Who Killed Confederation Life looks at the fall of one of Canada’s top life insurance companies.
In the book, McQueen chronicles the saga of how and why Confederation Life was seized by regulators in the summer of 1994. The company, which had $19 billion in assets and was Canada’s fourth largest life insurance company, was the single largest life insurance company to fail in North America, with total losses in the billions.
“This was a seismic event for the insurance industry in Canada because it spelled the end. In 1994, the year of the collapse, Canadian life insurance companies had $700 billion of life insurance policies outside Canada, two-thirds in the U.S. Ever since then, this has been dropping,” said McQueen.
An earlier McQueen book about the life insurance business in Canada entitled Risky Business was the project which first introduced him to Confederation Life. Later, in June of 1994, McQueen wrote a two-page spread on the company for The Financial Post and shortly after that, while on holidays in France, he learned that the government had seized the company. “That was when I realized this was my next book.”
About the author:
McQueen is one of Canada’s top business writers. As a freelance journalist specializing in corporate Canada, he has been published in many Canadian magazines. At one time he was based in London, England and during another period was a correspondent in Washington, D.C. for The Financial Post.

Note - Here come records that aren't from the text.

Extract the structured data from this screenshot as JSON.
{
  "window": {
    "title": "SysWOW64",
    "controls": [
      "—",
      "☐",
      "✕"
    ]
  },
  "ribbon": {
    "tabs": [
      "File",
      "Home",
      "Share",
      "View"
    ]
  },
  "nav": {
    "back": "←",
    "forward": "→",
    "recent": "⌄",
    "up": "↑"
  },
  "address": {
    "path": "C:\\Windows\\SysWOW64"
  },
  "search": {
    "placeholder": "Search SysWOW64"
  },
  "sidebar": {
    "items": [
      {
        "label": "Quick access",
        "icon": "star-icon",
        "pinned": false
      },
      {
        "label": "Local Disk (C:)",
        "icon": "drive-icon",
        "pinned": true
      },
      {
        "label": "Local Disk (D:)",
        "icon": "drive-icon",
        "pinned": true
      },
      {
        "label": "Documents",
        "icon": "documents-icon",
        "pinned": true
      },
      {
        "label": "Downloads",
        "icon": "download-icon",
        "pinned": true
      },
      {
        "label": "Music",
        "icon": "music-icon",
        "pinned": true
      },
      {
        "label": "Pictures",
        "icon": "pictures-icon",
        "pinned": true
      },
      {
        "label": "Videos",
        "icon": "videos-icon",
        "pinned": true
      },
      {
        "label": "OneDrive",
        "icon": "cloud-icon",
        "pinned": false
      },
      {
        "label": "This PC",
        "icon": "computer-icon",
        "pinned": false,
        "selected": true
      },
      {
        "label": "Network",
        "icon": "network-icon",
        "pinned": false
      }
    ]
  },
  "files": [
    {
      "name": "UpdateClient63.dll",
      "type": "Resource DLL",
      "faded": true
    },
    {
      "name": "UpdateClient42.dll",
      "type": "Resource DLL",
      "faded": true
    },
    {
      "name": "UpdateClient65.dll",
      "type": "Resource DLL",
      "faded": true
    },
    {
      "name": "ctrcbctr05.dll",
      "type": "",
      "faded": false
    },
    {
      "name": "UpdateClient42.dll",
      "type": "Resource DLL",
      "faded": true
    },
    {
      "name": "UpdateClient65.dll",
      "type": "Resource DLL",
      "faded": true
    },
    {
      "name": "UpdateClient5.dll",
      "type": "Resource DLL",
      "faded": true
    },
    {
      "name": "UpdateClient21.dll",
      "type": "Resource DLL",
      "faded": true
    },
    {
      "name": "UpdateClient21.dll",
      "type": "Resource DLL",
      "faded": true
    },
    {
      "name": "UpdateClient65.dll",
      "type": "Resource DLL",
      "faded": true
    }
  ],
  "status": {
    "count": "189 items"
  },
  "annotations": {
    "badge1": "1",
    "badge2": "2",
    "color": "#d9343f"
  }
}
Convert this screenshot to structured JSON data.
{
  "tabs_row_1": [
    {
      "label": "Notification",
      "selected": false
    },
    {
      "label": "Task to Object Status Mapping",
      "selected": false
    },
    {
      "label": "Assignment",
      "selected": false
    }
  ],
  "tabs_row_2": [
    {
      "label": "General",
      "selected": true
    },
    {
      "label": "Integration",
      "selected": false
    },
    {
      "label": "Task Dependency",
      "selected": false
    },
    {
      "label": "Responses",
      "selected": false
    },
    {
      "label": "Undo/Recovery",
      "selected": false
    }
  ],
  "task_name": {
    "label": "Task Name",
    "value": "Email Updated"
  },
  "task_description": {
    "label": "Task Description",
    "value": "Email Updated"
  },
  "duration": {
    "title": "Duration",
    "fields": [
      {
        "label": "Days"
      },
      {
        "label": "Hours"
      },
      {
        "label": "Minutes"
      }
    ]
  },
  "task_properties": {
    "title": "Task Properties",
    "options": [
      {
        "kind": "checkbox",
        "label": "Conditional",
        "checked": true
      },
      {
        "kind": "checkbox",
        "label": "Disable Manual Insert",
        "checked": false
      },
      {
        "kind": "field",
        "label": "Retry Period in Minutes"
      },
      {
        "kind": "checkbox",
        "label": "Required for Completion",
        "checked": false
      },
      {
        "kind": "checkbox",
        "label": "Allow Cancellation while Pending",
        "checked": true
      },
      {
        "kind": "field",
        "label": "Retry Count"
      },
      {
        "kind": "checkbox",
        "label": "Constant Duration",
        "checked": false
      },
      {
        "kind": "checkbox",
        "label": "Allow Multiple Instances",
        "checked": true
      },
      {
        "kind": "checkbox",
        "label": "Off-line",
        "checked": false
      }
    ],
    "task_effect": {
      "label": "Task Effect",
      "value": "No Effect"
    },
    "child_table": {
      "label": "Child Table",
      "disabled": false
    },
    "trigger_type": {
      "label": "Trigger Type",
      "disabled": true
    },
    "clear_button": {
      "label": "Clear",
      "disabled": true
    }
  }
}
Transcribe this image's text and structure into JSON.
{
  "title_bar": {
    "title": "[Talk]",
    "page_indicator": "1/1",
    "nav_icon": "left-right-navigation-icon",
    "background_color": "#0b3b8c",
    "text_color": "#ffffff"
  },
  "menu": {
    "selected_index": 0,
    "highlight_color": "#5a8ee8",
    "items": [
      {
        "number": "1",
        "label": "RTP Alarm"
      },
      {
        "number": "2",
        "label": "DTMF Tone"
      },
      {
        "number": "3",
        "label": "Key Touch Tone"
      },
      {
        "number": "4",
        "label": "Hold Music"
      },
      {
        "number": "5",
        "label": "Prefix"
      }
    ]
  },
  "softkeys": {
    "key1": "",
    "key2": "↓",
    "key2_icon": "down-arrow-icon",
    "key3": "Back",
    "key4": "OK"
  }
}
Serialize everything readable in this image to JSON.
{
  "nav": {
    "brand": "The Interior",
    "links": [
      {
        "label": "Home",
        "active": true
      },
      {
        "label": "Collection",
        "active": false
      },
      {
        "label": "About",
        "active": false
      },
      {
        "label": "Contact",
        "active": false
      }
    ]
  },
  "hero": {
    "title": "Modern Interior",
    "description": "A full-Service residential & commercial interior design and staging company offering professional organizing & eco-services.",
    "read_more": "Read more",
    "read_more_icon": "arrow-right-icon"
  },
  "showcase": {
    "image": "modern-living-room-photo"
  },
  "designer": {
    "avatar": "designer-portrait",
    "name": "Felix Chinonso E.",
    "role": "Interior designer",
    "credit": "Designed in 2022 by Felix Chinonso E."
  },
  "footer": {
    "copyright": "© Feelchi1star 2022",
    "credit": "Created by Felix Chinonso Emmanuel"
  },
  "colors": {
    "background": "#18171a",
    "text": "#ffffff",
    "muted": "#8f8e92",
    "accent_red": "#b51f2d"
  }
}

He is the author of six other books: The Moneyspinners, Risky Business, Leap of Faith, Both My Houses (with Sean O’Sullivan), Blind Trust, and The Last Best Hope.